It was Gragson who wound up as the season-ending runner-up, just 0.397 seconds behind Gibbs at the Phoenix Raceway finale’s checkered flag. But it was also Gragson who gave his adversary a magnanimous show of respect with a post-race handshake as a tip of his cap.
“He did a great job last year, and I know we always didn’t see eye to eye and maybe a lot of other people didn’t see eye to eye but when somebody does a good job as a competitor, you have to recognize it and man up,” Gragson recalled. “He flat-out beat us that race. … I congratulated him and I was happy for him because he did a good job. Yeah, we might not have seen eye to eye, but you’ve got to respect the fact of the matter.”
The gesture also resonated with Gayle. “As much as they didn’t like each other at different times and got into it, there were two really good races between Pocono and Phoenix that those two guys dueled it out, and neither one of them touched each other the whole race. One, Ty came out on top at the end, the other one Noah won, so it is interesting that now here they are running for it again.”
Even if the goals aren’t necessarily spelled out, Gibbs is bent on continuing to grow. He’s treating the knowledge he absorbed in his 15-race stint with 23XI last year as a precious commodity, and he has a budding chemistry with Gayle atop the pit box — even if their playlists don’t exactly play the same tune.

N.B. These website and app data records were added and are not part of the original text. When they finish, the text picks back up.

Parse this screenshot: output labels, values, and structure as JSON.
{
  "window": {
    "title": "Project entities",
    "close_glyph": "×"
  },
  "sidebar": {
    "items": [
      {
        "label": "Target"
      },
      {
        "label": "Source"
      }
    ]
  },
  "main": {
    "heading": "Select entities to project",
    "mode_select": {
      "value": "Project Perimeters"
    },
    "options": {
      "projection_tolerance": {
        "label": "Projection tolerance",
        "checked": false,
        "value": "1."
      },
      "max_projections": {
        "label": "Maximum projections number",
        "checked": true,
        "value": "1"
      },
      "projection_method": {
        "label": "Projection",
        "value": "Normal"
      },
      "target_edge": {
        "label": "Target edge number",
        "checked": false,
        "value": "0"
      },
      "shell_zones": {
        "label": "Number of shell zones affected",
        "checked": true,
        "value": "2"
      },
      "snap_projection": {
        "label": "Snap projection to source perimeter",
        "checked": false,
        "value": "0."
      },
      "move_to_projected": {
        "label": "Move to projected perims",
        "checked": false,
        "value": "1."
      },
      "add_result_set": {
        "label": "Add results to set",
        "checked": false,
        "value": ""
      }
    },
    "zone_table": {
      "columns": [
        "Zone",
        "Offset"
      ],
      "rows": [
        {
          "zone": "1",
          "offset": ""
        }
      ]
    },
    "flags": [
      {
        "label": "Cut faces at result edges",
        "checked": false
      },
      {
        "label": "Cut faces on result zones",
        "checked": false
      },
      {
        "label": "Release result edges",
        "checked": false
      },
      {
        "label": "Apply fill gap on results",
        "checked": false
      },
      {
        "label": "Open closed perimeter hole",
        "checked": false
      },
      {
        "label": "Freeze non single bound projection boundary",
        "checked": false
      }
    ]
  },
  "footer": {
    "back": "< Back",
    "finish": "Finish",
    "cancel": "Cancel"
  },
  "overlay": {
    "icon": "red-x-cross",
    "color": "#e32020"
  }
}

“I think just looking at it, I have a great opportunity to do the best I can, to learn as much as I can,” Gibbs says. “With the limited time I had in that car, being thrown in in the middle of the year. I thank Denny and Michael for the opportunity, and it’s very valuable time I had. It gives me great experience for this year — a thousand percent. I would be lying if I said no.”